Australian Interior Design Awards give us an annual snapshot of the state of
workplace and retail design. Here’s what this year’s program showed us.
The annual Australian Interior Design Awards (AIDA) provide a moment to recognise this country’s best interior designers and architects and, for the broader industry, a valuable opportunity to identify emerging design movements and gauge contemporary positions on colour and texture. Laminex once again sponsored AIDA’s Workplace Design and Retail Design categories, and we spoke to jury member and Hassell senior associate Anthony Dickens about what there is to learn from this year’s entries.
Dialling down the colour, making the work the hero
The macro trend in Australian interior design might be for bolder use of colour, but a casual glance at the commended projects in the Workplace Design category is enough to notice something quite different. “We saw a lot more neutral colours than in previous years, with timbers, whites and a fair few greys coming through,” says Dickens. “That simplicity of colour and materiality was matched by a simplicity of forms as well, and a return to really simple approaches to how to design everything from a table to an entire workspace.”
Pressed on what might have caused this shift, Dickens suggests that it reflects changing ideas about how workplaces should function and, more specifically, a moderation of the activity-based working, or ABW, business strategy. “With ABW, the focus was on choice and diversity.
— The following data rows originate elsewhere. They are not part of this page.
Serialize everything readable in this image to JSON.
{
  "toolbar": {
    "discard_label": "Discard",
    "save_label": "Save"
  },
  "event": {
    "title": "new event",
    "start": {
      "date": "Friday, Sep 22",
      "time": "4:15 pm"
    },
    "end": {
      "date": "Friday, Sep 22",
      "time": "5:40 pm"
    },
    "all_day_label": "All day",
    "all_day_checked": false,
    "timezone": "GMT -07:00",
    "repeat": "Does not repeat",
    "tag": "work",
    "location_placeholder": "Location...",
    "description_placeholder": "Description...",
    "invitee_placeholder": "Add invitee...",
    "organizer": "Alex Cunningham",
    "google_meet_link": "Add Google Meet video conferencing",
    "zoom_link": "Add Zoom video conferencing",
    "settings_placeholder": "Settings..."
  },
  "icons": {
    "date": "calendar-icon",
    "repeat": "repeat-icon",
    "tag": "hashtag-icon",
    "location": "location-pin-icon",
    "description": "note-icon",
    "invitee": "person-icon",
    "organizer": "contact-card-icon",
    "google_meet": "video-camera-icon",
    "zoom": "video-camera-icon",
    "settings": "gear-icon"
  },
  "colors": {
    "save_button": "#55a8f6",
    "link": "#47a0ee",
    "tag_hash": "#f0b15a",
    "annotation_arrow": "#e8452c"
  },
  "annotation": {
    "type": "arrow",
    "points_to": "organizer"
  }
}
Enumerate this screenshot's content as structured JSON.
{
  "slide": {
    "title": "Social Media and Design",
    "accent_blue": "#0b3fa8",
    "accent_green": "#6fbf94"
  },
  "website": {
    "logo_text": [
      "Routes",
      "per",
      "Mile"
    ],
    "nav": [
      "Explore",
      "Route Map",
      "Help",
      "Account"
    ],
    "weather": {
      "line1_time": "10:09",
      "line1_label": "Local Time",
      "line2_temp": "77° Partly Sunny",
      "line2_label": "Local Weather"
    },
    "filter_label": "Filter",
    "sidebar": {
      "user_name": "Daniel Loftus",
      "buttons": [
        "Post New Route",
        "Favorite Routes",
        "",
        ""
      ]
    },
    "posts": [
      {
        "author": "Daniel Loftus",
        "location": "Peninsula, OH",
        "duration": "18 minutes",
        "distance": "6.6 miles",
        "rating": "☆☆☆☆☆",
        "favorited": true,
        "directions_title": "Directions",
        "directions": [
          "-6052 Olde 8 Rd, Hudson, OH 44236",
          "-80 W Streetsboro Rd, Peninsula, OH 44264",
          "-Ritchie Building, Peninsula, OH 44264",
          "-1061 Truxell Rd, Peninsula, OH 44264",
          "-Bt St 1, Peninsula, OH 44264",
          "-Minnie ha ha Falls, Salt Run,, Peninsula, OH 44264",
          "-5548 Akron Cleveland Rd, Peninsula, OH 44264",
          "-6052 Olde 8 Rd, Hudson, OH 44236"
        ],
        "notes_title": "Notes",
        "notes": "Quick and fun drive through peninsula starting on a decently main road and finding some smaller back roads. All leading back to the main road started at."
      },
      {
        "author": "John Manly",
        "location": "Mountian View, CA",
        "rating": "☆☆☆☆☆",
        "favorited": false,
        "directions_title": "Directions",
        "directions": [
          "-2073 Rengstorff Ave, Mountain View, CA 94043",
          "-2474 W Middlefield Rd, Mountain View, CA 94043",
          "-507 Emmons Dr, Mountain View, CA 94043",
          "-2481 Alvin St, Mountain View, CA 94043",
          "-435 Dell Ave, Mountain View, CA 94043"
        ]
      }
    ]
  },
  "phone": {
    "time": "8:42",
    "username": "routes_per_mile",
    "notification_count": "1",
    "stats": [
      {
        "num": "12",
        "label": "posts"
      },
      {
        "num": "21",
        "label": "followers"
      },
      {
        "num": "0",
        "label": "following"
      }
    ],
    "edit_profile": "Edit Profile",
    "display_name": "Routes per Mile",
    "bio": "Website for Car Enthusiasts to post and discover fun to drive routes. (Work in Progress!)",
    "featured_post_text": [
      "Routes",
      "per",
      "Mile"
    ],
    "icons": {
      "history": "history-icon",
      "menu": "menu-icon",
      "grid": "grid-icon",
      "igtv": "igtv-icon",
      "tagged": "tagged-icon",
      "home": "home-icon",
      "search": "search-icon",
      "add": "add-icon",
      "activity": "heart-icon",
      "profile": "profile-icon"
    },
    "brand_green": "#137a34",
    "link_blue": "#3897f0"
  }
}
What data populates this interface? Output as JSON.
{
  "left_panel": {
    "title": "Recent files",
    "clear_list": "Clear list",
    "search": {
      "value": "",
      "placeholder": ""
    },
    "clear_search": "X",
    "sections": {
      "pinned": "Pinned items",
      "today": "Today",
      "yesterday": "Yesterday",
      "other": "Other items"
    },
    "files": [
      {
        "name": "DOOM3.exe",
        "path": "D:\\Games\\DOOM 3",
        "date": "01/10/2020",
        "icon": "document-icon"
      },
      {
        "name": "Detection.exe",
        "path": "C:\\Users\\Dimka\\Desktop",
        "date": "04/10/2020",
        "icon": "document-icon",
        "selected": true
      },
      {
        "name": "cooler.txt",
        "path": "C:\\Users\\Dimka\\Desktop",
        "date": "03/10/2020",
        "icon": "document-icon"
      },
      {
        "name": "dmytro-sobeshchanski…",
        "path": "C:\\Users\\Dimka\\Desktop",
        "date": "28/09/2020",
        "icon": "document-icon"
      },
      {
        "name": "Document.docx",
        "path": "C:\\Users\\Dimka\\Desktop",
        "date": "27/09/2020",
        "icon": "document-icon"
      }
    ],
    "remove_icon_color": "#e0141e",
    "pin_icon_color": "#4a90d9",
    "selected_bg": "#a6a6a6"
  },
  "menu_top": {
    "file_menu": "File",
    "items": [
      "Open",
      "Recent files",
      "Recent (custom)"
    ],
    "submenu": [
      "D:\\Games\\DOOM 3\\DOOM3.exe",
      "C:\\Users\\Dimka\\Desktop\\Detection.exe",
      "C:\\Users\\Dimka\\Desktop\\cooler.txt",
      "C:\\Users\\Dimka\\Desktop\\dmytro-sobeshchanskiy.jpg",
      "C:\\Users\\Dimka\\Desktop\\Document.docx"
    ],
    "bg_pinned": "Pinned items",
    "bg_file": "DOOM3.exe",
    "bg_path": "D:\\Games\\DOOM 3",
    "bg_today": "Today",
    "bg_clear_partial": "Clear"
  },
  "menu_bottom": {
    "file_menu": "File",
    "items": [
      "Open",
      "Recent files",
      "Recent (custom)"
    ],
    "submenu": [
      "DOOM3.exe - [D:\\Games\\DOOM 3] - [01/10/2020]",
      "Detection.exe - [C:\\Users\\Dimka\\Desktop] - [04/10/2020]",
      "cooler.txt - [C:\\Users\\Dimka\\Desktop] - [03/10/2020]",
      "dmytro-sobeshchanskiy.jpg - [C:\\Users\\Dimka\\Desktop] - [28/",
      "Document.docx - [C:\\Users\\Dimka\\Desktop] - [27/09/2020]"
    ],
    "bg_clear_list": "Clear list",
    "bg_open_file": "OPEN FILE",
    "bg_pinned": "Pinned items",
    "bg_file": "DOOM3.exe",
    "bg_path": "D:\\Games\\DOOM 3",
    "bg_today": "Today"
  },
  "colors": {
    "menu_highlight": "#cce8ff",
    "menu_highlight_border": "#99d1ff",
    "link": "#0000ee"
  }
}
There was a lot of experimentation with patterns, colours and curved forms, and now we’re seeing a reaction to that,” says Dickens. “In these new projects, it’s not about how colourful the sofas are, for example, or the diversity of furniture. It’s about the workflows and the processes and giving people tools that support their work.”
The category award winner, BVN’s fit-out for their own Sydney studio, epitomises the trend, with flexible open workspaces that promote transparency and collaboration, and a materials palette of concrete, plywood, grey surfaces and white walls. Many of those white walls are surfaces for writing on, so teams can work through ideas together, and invite input – in essence, making the work the hero. This idea is explored in several of the shortlisted projects, and it’s clearly an approach better supported by neutrals and natural textures than by a strongly coloured interior design treatment.
But Dickens also draws a link between the predominance of neutrals and the way the designers worked within each project’s physical location. Cox Architecture’s Brisbane studio fit-out, for example, preserves and celebrates original timber, cast iron and brick elements from its nineteenth-century industrial structure, with natural materials and neutral colours cast in a supporting role. “Across the broad, the work seems to have a real sense of place and context,” he says. “Everything was very sympathetic to the environment that it was in”.
Richer colours and textures creating immersive retail moments
There was a similar respect for context shown among the projects in the Retail Design category. But one of the fundamental differences between designing for retail and the workplace is the immediate impact a retail fit-out needs to have on the people who come into that space – it needs to work harder, quicker. Perhaps this is why the shortlisted retail projects reflected more of the trend towards strong colour in interiors, with the designers seeking to create richer, more immersive environments. “We definitely saw a stronger play on colour in the retail category,” says Dickens, “as well as texture and metallics.”
SJB’s design for the UNSW Bookshop, which received a commendation in the category, enlivens natural timber flooring and joinery with various shades of pink and blue, expressed through tiling, painted surfaces and furniture.
Another commended project, StylecraftHOME Melbourne by Hassell, combines rich green and blue accents with copper-clad archways and a golden stairway, to create an effect perhaps best described as “industrial luxe”. It’s the kind of interior you step into and stop for a moment, to take it all in!
If Usfin bucks the retail colour trend, its design rationale is consistent with the best of the projects entered in this category. As Dickens notes, “The retail sector is competitive and these projects prove that creating an aligned memorable experience is paramount to ensuring a brand has a clear voice.” It’s just that for most retail designers this year, creating that experience meant being quite colourful; for one, a commitment to being colourless!
To view images of all shortlisted projects in AIDA’s Workplace Design category, click. For Retail Design, click .